▶ [Task details]:
Write out the entries below once more, exactly, with the pictures left out.

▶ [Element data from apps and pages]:
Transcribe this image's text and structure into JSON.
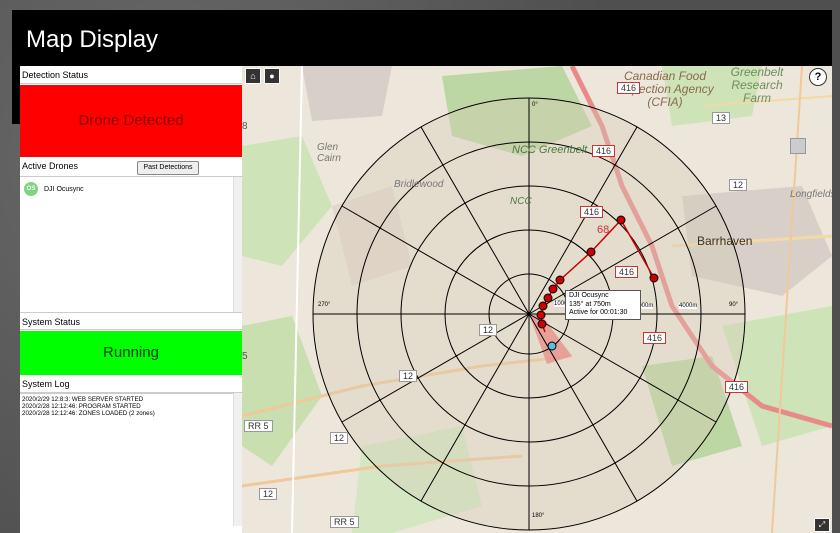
{
  "window": {
    "title": "Map Display"
  },
  "detection": {
    "header": "Detection Status",
    "status_text": "Drone Detected",
    "status_color": "#ff0000"
  },
  "active_drones": {
    "header": "Active Drones",
    "past_button": "Past Detections",
    "items": [
      {
        "badge": "OS",
        "name": "DJI Ocusync"
      }
    ]
  },
  "system_status": {
    "header": "System Status",
    "status_text": "Running",
    "status_color": "#00ff00"
  },
  "system_log": {
    "header": "System Log",
    "lines": [
      "2020/2/29 12:8:3: WEB SERVER STARTED",
      "2020/2/28 12:12:46: PROGRAM STARTED",
      "2020/2/28 12:12:46: ZONES LOADED (2 zones)"
    ]
  },
  "map": {
    "labels": [
      "Canadian Food Inspection Agency (CFIA)",
      "Greenbelt Research Farm",
      "NCC Greenbelt",
      "Glen Cairn",
      "Bridlewood",
      "Barrhaven",
      "Longfields",
      "NCC"
    ],
    "road_labels": [
      "416",
      "416",
      "416",
      "416",
      "416",
      "416",
      "13",
      "12",
      "12",
      "12",
      "12",
      "12",
      "RR 5",
      "RR 5",
      "68",
      "8",
      "5"
    ],
    "radar": {
      "bearings": [
        "0°",
        "90°",
        "180°",
        "270°"
      ],
      "range_labels": [
        "1000",
        "3000m",
        "4000m"
      ],
      "tooltip": {
        "name": "DJI Ocusync",
        "bearing": "135° at 750m",
        "active": "Active for 00:01:30"
      }
    }
  },
  "icons": {
    "home": "home-icon",
    "location": "location-icon",
    "help": "help-icon",
    "fullscreen": "fullscreen-icon"
  },
  "colors": {
    "detected": "#ff0000",
    "running": "#00ff00",
    "track": "#cc0000"
  }
}
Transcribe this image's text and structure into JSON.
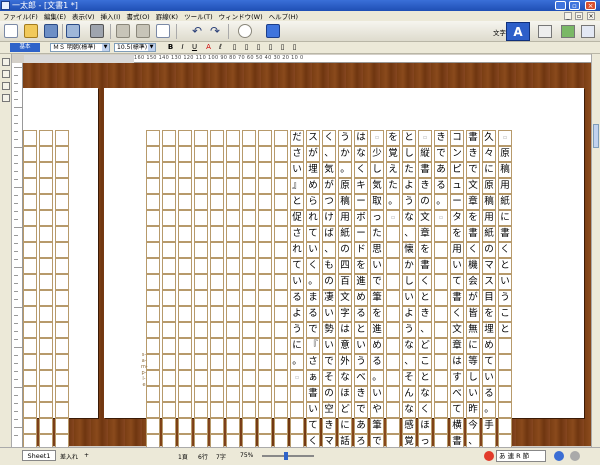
{
  "window": {
    "title": "一太郎 - [文書1 *]",
    "minimize_glyph": "_",
    "restore_glyph": "▫",
    "close_glyph": "×"
  },
  "menu": [
    "ファイル(F)",
    "編集(E)",
    "表示(V)",
    "挿入(I)",
    "書式(O)",
    "罫線(K)",
    "ツール(T)",
    "ウィンドウ(W)",
    "ヘルプ(H)"
  ],
  "menu_doc_buttons": [
    "_",
    "▫",
    "×"
  ],
  "toolbar": {
    "moji_label": "文字",
    "a_label": "A",
    "undo_glyph": "↶",
    "redo_glyph": "↷",
    "icons": [
      "new-document-icon",
      "open-folder-icon",
      "save-disk-icon",
      "print-icon",
      "scissors-icon",
      "copy-icon",
      "paste-icon",
      "undo-icon",
      "redo-icon",
      "search-icon",
      "refresh-icon"
    ]
  },
  "formatbar": {
    "style": "基本",
    "font": "ＭＳ 明朝(標準)",
    "size": "10.5(標準)",
    "bold": "B",
    "italic": "I",
    "underline": "U",
    "textcolor": "A",
    "marker": "ℓ"
  },
  "ruler": {
    "numbers": "160 150 140 130 120 110 100  90  80  70  60  50  40  30  20  10   0"
  },
  "document": {
    "columns": [
      {
        "text": "原稿用紙に書くということ",
        "lead_blank": true
      },
      {
        "text": "久々に原稿用紙のマス目を埋めている。手",
        "lead_blank": false
      },
      {
        "text": "書きで文章を書く機会が皆無に等しい昨今、",
        "lead_blank": false
      },
      {
        "text": "コンピュータを用いて書く文章はすべて横書",
        "lead_blank": false
      },
      {
        "text": "きである。",
        "lead_blank": false,
        "end_blank": true
      },
      {
        "text": "縦書きの文章を書くとき、どことなくほっ",
        "lead_blank": true
      },
      {
        "text": "としたような、懐かしいような、そんな感覚",
        "lead_blank": false
      },
      {
        "text": "を覚えた。",
        "lead_blank": false,
        "end_blank": true
      },
      {
        "text": "少し気取った思いで筆を進める。いや筆で",
        "lead_blank": true
      },
      {
        "text": "はなくキーボードを進めるというべきであろ",
        "lead_blank": false
      },
      {
        "text": "うか。原稿用紙の四百文字は意外なほどに話",
        "lead_blank": false
      },
      {
        "text": "く、気がつけば、もの凄い勢いでその空きマ",
        "lead_blank": false
      },
      {
        "text": "スが埋められていく。まるで『さぁ書いてく",
        "lead_blank": false
      },
      {
        "text": "ださい』と促されているように。",
        "lead_blank": false,
        "end_blank": true
      }
    ],
    "page_mark": "s-a-m-p-l-e"
  },
  "statusbar": {
    "sheet_tab": "Sheet1",
    "insert_label": "差入れ",
    "plus_glyph": "+",
    "page_info": "1頁",
    "line_info": "6行",
    "col_info": "7字",
    "zoom": "75%",
    "ime": "あ 連 R 節"
  }
}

▶ [Answer to this problem]:
Transcribe this image's text and structure into JSON.
{
  "window": {
    "title": "Map Display"
  },
  "detection": {
    "header": "Detection Status",
    "status_text": "Drone Detected",
    "status_color": "#ff0000"
  },
  "active_drones": {
    "header": "Active Drones",
    "past_button": "Past Detections",
    "items": [
      {
        "badge": "OS",
        "name": "DJI Ocusync"
      }
    ]
  },
  "system_status": {
    "header": "System Status",
    "status_text": "Running",
    "status_color": "#00ff00"
  },
  "system_log": {
    "header": "System Log",
    "lines": [
      "2020/2/29 12:8:3: WEB SERVER STARTED",
      "2020/2/28 12:12:46: PROGRAM STARTED",
      "2020/2/28 12:12:46: ZONES LOADED (2 zones)"
    ]
  },
  "map": {
    "labels": [
      "Canadian Food Inspection Agency (CFIA)",
      "Greenbelt Research Farm",
      "NCC Greenbelt",
      "Glen Cairn",
      "Bridlewood",
      "Barrhaven",
      "Longfields",
      "NCC"
    ],
    "road_labels": [
      "416",
      "416",
      "416",
      "416",
      "416",
      "416",
      "13",
      "12",
      "12",
      "12",
      "12",
      "12",
      "RR 5",
      "RR 5",
      "68",
      "8",
      "5"
    ],
    "radar": {
      "bearings": [
        "0°",
        "90°",
        "180°",
        "270°"
      ],
      "range_labels": [
        "1000",
        "3000m",
        "4000m"
      ],
      "tooltip": {
        "name": "DJI Ocusync",
        "bearing": "135° at 750m",
        "active": "Active for 00:01:30"
      }
    }
  },
  "icons": {
    "home": "home-icon",
    "location": "location-icon",
    "help": "help-icon",
    "fullscreen": "fullscreen-icon"
  },
  "colors": {
    "detected": "#ff0000",
    "running": "#00ff00",
    "track": "#cc0000"
  }
}
Transcribe this image's text and structure into JSON.
{
  "window": {
    "title": "一太郎 - [文書1 *]",
    "minimize_glyph": "_",
    "restore_glyph": "▫",
    "close_glyph": "×"
  },
  "menu": [
    "ファイル(F)",
    "編集(E)",
    "表示(V)",
    "挿入(I)",
    "書式(O)",
    "罫線(K)",
    "ツール(T)",
    "ウィンドウ(W)",
    "ヘルプ(H)"
  ],
  "menu_doc_buttons": [
    "_",
    "▫",
    "×"
  ],
  "toolbar": {
    "moji_label": "文字",
    "a_label": "A",
    "undo_glyph": "↶",
    "redo_glyph": "↷",
    "icons": [
      "new-document-icon",
      "open-folder-icon",
      "save-disk-icon",
      "print-icon",
      "scissors-icon",
      "copy-icon",
      "paste-icon",
      "undo-icon",
      "redo-icon",
      "search-icon",
      "refresh-icon"
    ]
  },
  "formatbar": {
    "style": "基本",
    "font": "ＭＳ 明朝(標準)",
    "size": "10.5(標準)",
    "bold": "B",
    "italic": "I",
    "underline": "U",
    "textcolor": "A",
    "marker": "ℓ"
  },
  "ruler": {
    "numbers": "160 150 140 130 120 110 100  90  80  70  60  50  40  30  20  10   0"
  },
  "document": {
    "columns": [
      {
        "text": "原稿用紙に書くということ",
        "lead_blank": true
      },
      {
        "text": "久々に原稿用紙のマス目を埋めている。手",
        "lead_blank": false
      },
      {
        "text": "書きで文章を書く機会が皆無に等しい昨今、",
        "lead_blank": false
      },
      {
        "text": "コンピュータを用いて書く文章はすべて横書",
        "lead_blank": false
      },
      {
        "text": "きである。",
        "lead_blank": false,
        "end_blank": true
      },
      {
        "text": "縦書きの文章を書くとき、どことなくほっ",
        "lead_blank": true
      },
      {
        "text": "としたような、懐かしいような、そんな感覚",
        "lead_blank": false
      },
      {
        "text": "を覚えた。",
        "lead_blank": false,
        "end_blank": true
      },
      {
        "text": "少し気取った思いで筆を進める。いや筆で",
        "lead_blank": true
      },
      {
        "text": "はなくキーボードを進めるというべきであろ",
        "lead_blank": false
      },
      {
        "text": "うか。原稿用紙の四百文字は意外なほどに話",
        "lead_blank": false
      },
      {
        "text": "く、気がつけば、もの凄い勢いでその空きマ",
        "lead_blank": false
      },
      {
        "text": "スが埋められていく。まるで『さぁ書いてく",
        "lead_blank": false
      },
      {
        "text": "ださい』と促されているように。",
        "lead_blank": false,
        "end_blank": true
      }
    ],
    "page_mark": "s-a-m-p-l-e"
  },
  "statusbar": {
    "sheet_tab": "Sheet1",
    "insert_label": "差入れ",
    "plus_glyph": "+",
    "page_info": "1頁",
    "line_info": "6行",
    "col_info": "7字",
    "zoom": "75%",
    "ime": "あ 連 R 節"
  }
}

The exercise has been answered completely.